> The records
▬▬▬

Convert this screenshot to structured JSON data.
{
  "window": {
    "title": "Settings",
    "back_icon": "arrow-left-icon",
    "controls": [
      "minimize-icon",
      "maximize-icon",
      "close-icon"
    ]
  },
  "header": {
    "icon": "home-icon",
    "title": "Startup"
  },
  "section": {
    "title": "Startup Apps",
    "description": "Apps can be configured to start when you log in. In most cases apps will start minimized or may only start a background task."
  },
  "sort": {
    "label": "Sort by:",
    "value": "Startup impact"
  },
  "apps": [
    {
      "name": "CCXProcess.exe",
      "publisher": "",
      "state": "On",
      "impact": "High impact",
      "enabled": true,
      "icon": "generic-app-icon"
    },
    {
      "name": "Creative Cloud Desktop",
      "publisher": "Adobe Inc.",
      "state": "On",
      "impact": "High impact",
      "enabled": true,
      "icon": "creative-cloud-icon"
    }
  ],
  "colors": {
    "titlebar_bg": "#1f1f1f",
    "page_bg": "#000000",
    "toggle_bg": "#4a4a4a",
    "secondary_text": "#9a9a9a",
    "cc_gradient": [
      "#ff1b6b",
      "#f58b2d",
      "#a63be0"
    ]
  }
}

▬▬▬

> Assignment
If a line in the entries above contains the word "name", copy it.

> Response to the exercise
      "name": "CCXProcess.exe",
      "name": "Creative Cloud Desktop",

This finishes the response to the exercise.